|II||December 13, 2007||2nd edition of the standard, which includes all previous changes as well as previously unpublished changes to BA , DK , DO , EG , GN , HT , KE , KW , LC , LR , TV , YE , ZA|
|II-1 ( Memento from June 6, 2011 in the Internet Archive ) (PDF; 1.2 MB)||February 3, 2010
(corrected February 19, 2010)
|AL , BO , CZ , ES , FR , GN , GR , GW , ID , IE , IT , KN , KP , LK , MA , MH , NP , RS , UG , VE|
|II-2 ( Memento from June 6, 2011 in the Internet Archive ) (PDF; 537 kB)||June 30, 2010||AG , AR , BA , BF , BI , BS , BY , CF , CL , CV , EC , EG , GB , GL , HU , IT , KE , KM , LY , MD , MW , NG , NZ , OM , PA , PE , PH , RU , SC , SH , SI , SN , TD , TM , YE|
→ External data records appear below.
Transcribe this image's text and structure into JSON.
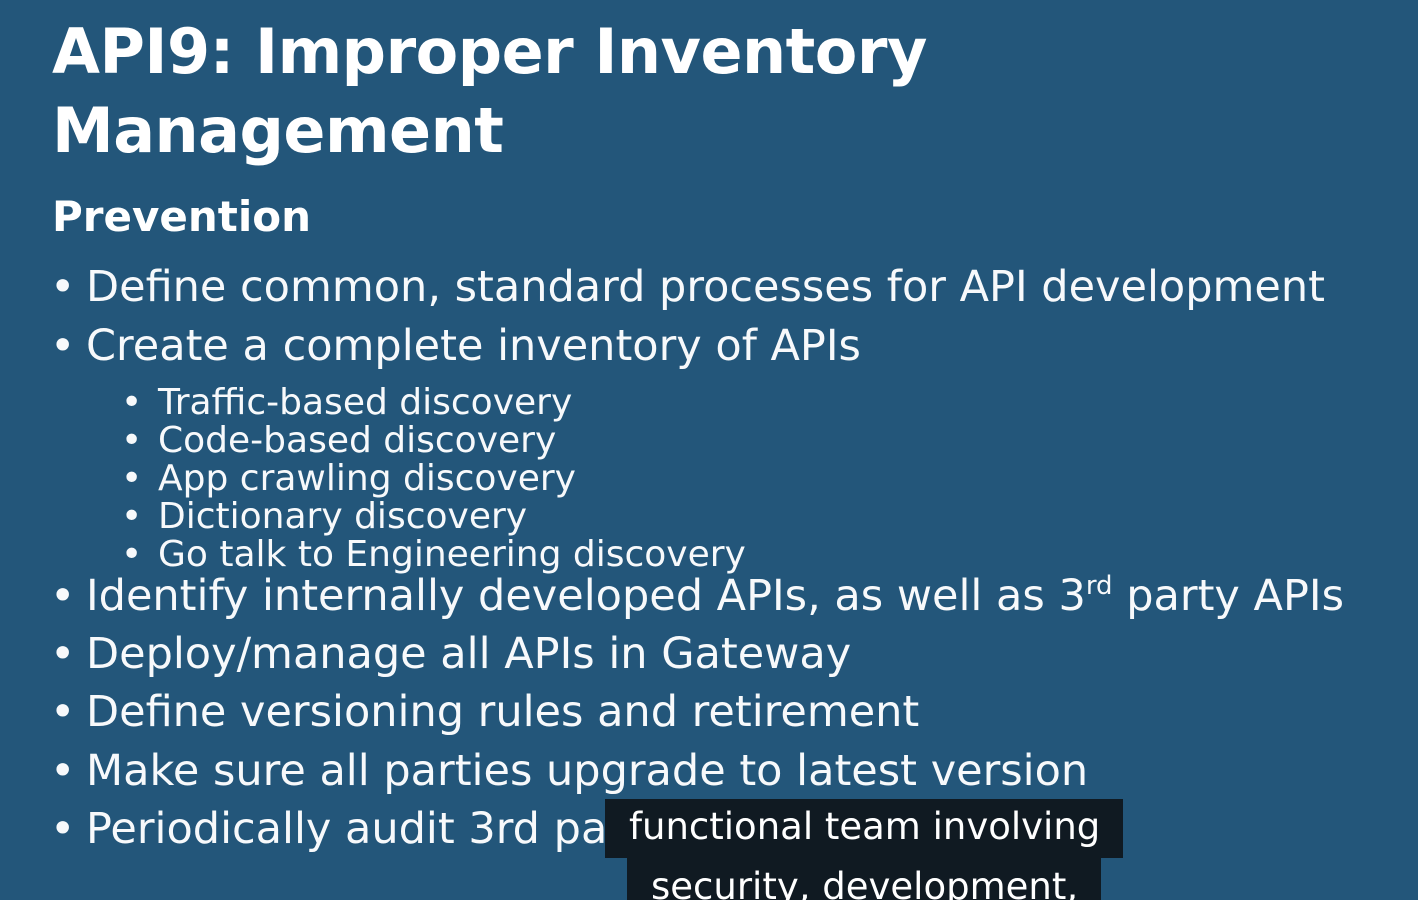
{
  "slide": {
    "title_line1": "API9: Improper Inventory",
    "title_line2": "Management",
    "subheading": "Prevention",
    "bullet_char": "•",
    "bullets": [
      "Define common, standard processes for API development",
      "Create a complete inventory of APIs",
      "Identify internally developed APIs, as well as 3",
      "Deploy/manage all APIs in Gateway",
      "Define versioning rules and retirement",
      "Make sure all parties upgrade to latest version",
      "Periodically audit 3rd pa"
    ],
    "bullet3_superscript": "rd",
    "bullet3_suffix": " party APIs",
    "sub_bullets": [
      "Traffic-based discovery",
      "Code-based discovery",
      "App crawling discovery",
      "Dictionary discovery",
      "Go talk to Engineering discovery"
    ]
  },
  "captions": {
    "line1": "functional team involving",
    "line2": "security, development,"
  },
  "colors": {
    "background": "#23567a",
    "text": "#f7f9fb",
    "caption_background": "#101a22"
  }
}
|II-3 (PDF; 422 kB)||December 13, 2011 (corrected December 15, 2011)||AF , AN (deleted), AW , AZ , BD , BE , BG , BQ (newly recorded), BS , CV , CW (newly recorded), DJ , DK , ER , FI , FR , GB , GQ , HN , HR , HT , ID , IE , IN , JO , KW , LS , LV , MC , ME , MK , MM , MV , NL , NO , NP , NR , PG , PK , PL , PS , QA , SA , SD , SE , SH , SS (re-recorded), SX (re-recorded), TL , TN , TR , VN|
|ISO 3166-2: 2013||19th November 2013||3rd edition of the standard. Changes are only published in the ISO online catalog, not in separate newsletters.|
- ISO 3166-1 code list where country codes can be looked up
- Category: ISO 3166-2 , Wikipedia category of coding list articles
- United States FIPS 10 Standard List
- NUTS classification of the statistical regions of the European Union ( Eurostat )
- UN / LOCODE the place name of the Economic Commission for Europe (United Nations Economic Commission for Europe, UNECE)
- Codes for the representation of names of countries and their subdivisions - Part 2: Country subdivision code (ISO 3166-2: 2013), ISO, iso.org
- Subdivision Codes , UN / LOCODE of UNECE, unece.org (incomplete, March 2008)
- statoids.com by Gwillim Law - a directory of the sub-national units and dependent territories for which he invented the term "statoids"